Heavy-lift launch vehicles can make exploration of the Moon and Mars relatively simple from an operational standpoint, but they have their drawbacks. Grant Bonin concludes his two-part examination of the topic by studying the risks and economics of heavy-lift versus smaller launchers.
One of the banes of the commercial space industry in the United States has been export control policy. Ryan Zelnio examines how the current policy evolved from a decade-long battle between the Commerce and State Departments.
David Livingston earned a doctorate in space commerce and is the creator and host of a leading space-themed talk radio show. Mark Trulson kicks off a two-part interview with Dr. Livingston by finding out how he got interested in space in general and space business in particular.
One of the cornerstones of NASA’s exploration plans is the development of a shuttle-derived heavy-lift launch vehicle. In the first of a two-part report, Grant Bonin makes the case for abandoning that effort in favor of multiple launches of smaller rockets.
Rockets, Missiles, & Space Travel: The up-to-tomorrow story of rocket development and space-travel prospects
Those who don’t learn from history will probably fail economics. Sam Dinkin argues Willy Ley’s 1957 classic still has much to teach us.
While long a staple of science fiction, directed energy weapons have yet to play a major role in warfare. Taylor Dinerman examines the state-of-the-art in this area and the role such weapons might eventually play in space.
At the same time Americans were concerned about falling behind the Soviet Union in the Space Race there were worries about a “Missile Gap” between the two nations. Dwayne Day digs into the historical record to question when John F. Kennedy knew the gap really didn’t exist.

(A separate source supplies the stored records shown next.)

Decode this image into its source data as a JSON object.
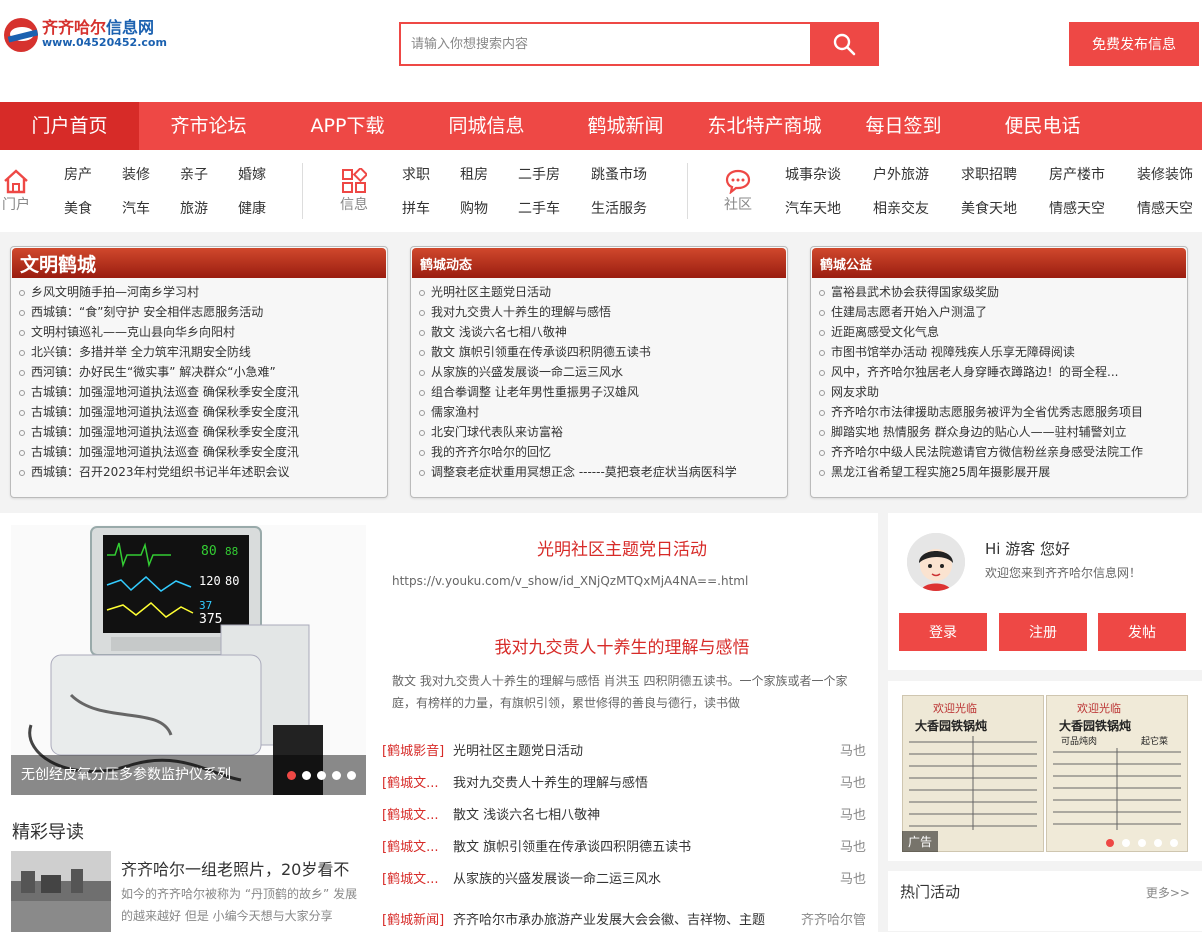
{
  "brand": {
    "name_red": "齐齐哈尔",
    "name_blue": "信息网",
    "url": "www.04520452.com"
  },
  "search": {
    "placeholder": "请输入你想搜索内容"
  },
  "publish_label": "免费发布信息",
  "nav": [
    "门户首页",
    "齐市论坛",
    "APP下载",
    "同城信息",
    "鹤城新闻",
    "东北特产商城",
    "每日签到",
    "便民电话"
  ],
  "categories": {
    "portal": {
      "label": "门户",
      "links": [
        "房产",
        "装修",
        "亲子",
        "婚嫁",
        "美食",
        "汽车",
        "旅游",
        "健康"
      ]
    },
    "info": {
      "label": "信息",
      "links": [
        "求职",
        "租房",
        "二手房",
        "跳蚤市场",
        "拼车",
        "购物",
        "二手车",
        "生活服务"
      ]
    },
    "community": {
      "label": "社区",
      "links": [
        "城事杂谈",
        "户外旅游",
        "求职招聘",
        "房产楼市",
        "装修装饰",
        "汽车天地",
        "相亲交友",
        "美食天地",
        "情感天空",
        "情感天空"
      ]
    }
  },
  "panels": [
    {
      "title": "文明鹤城",
      "items": [
        "乡风文明随手拍—河南乡学习村",
        "西城镇：“食”刻守护 安全相伴志愿服务活动",
        "文明村镇巡礼——克山县向华乡向阳村",
        "北兴镇：多措并举 全力筑牢汛期安全防线",
        "西河镇：办好民生“微实事” 解决群众“小急难”",
        "古城镇：加强湿地河道执法巡查 确保秋季安全度汛",
        "古城镇：加强湿地河道执法巡查 确保秋季安全度汛",
        "古城镇：加强湿地河道执法巡查 确保秋季安全度汛",
        "古城镇：加强湿地河道执法巡查 确保秋季安全度汛",
        "西城镇：召开2023年村党组织书记半年述职会议"
      ]
    },
    {
      "title": "鹤城动态",
      "items": [
        "光明社区主题党日活动",
        "我对九交贵人十养生的理解与感悟",
        "散文 浅谈六名七相八敬神",
        "散文 旗帜引领重在传承谈四积阴德五读书",
        "从家族的兴盛发展谈一命二运三风水",
        "组合拳调整 让老年男性重振男子汉雄风",
        "儒家渔村",
        "北安门球代表队来访富裕",
        "我的齐齐尔哈尔的回忆",
        "调整衰老症状重用冥想正念 ------莫把衰老症状当病医科学"
      ]
    },
    {
      "title": "鹤城公益",
      "items": [
        "富裕县武术协会获得国家级奖励",
        "住建局志愿者开始入户测温了",
        "近距离感受文化气息",
        "市图书馆举办活动 视障残疾人乐享无障碍阅读",
        "风中，齐齐哈尔独居老人身穿睡衣蹲路边！的哥全程...",
        "网友求助",
        "齐齐哈尔市法律援助志愿服务被评为全省优秀志愿服务项目",
        "脚踏实地 热情服务 群众身边的贴心人——驻村辅警刘立",
        "齐齐哈尔中级人民法院邀请官方微信粉丝亲身感受法院工作",
        "黑龙江省希望工程实施25周年摄影展开展"
      ]
    }
  ],
  "slider": {
    "caption": "无创经皮氧分压多参数监护仪系列",
    "monitor_values": [
      "80",
      "88",
      "120",
      "80",
      "37",
      "375"
    ]
  },
  "reading": {
    "section": "精彩导读",
    "title": "齐齐哈尔一组老照片，20岁看不",
    "desc": "如今的齐齐哈尔被称为 “丹顶鹤的故乡” 发展的越来越好 但是 小编今天想与大家分享"
  },
  "featured": [
    {
      "title": "光明社区主题党日活动",
      "text": "https://v.youku.com/v_show/id_XNjQzMTQxMjA4NA==.html"
    },
    {
      "title": "我对九交贵人十养生的理解与感悟",
      "text": "散文 我对九交贵人十养生的理解与感悟 肖洪玉 四积阴德五读书。一个家族或者一个家庭，有榜样的力量，有旗帜引领，累世修得的善良与德行，读书做"
    }
  ],
  "news": [
    {
      "tag": "[鹤城影音]",
      "title": "光明社区主题党日活动",
      "author": "马也"
    },
    {
      "tag": "[鹤城文...",
      "title": "我对九交贵人十养生的理解与感悟",
      "author": "马也"
    },
    {
      "tag": "[鹤城文...",
      "title": "散文 浅谈六名七相八敬神",
      "author": "马也"
    },
    {
      "tag": "[鹤城文...",
      "title": "散文 旗帜引领重在传承谈四积阴德五读书",
      "author": "马也"
    },
    {
      "tag": "[鹤城文...",
      "title": "从家族的兴盛发展谈一命二运三风水",
      "author": "马也"
    }
  ],
  "news_extra": {
    "tag": "[鹤城新闻]",
    "title": "齐齐哈尔市承办旅游产业发展大会会徽、吉祥物、主题",
    "author": "齐齐哈尔管"
  },
  "user": {
    "greeting": "Hi 游客 您好",
    "welcome": "欢迎您来到齐齐哈尔信息网！",
    "login": "登录",
    "register": "注册",
    "post": "发帖"
  },
  "ad": {
    "label": "广告",
    "menu_title": "欢迎光临",
    "menu_shop": "大香园铁锅炖",
    "menu_sub": "可品炖肉",
    "menu_tag": "起它菜"
  },
  "hot": {
    "title": "热门活动",
    "more": "更多>>"
  }
}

Many astronauts have written books, principally memoirs about their careers. Anthony Young reviews a book by Apollo moonwalker Harrison Schmitt that instead looks to the future and the potential benefits for returning to and utilizing the Moon.